**Directions for this task**: Look through the data below and show every line that includes "icon".

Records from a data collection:

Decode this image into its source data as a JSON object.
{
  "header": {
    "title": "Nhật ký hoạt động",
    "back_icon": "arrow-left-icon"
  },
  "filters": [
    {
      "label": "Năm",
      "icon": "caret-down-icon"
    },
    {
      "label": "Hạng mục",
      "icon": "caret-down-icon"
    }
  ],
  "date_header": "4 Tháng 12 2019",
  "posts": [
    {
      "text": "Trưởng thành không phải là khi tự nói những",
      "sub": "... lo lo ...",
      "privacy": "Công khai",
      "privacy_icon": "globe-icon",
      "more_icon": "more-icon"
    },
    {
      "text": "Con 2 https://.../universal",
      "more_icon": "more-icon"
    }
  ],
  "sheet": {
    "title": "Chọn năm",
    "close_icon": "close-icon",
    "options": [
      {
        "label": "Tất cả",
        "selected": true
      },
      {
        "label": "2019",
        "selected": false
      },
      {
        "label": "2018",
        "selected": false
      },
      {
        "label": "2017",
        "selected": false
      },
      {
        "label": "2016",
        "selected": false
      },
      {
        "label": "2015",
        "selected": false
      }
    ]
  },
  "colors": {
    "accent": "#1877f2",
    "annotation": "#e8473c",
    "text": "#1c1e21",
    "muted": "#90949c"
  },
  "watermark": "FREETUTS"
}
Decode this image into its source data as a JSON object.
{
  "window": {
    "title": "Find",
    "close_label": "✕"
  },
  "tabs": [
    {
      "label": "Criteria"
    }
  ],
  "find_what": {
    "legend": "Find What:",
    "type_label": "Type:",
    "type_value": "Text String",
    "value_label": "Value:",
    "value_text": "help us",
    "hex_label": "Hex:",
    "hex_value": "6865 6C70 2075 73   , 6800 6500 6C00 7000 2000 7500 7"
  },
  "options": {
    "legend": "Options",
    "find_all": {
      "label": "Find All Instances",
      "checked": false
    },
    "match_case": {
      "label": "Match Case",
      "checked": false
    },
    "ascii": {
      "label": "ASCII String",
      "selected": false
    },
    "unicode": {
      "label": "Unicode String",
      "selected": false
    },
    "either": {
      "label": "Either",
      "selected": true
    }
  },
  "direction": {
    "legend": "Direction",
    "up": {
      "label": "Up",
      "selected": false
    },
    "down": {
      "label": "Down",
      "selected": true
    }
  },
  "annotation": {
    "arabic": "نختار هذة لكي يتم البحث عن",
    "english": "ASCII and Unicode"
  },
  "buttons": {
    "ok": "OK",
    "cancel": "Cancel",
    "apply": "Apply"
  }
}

**Answer for this exercise**:
    "back_icon": "arrow-left-icon"
      "icon": "caret-down-icon"
      "icon": "caret-down-icon"
      "privacy_icon": "globe-icon",
      "more_icon": "more-icon"
      "more_icon": "more-icon"
    "close_icon": "close-icon",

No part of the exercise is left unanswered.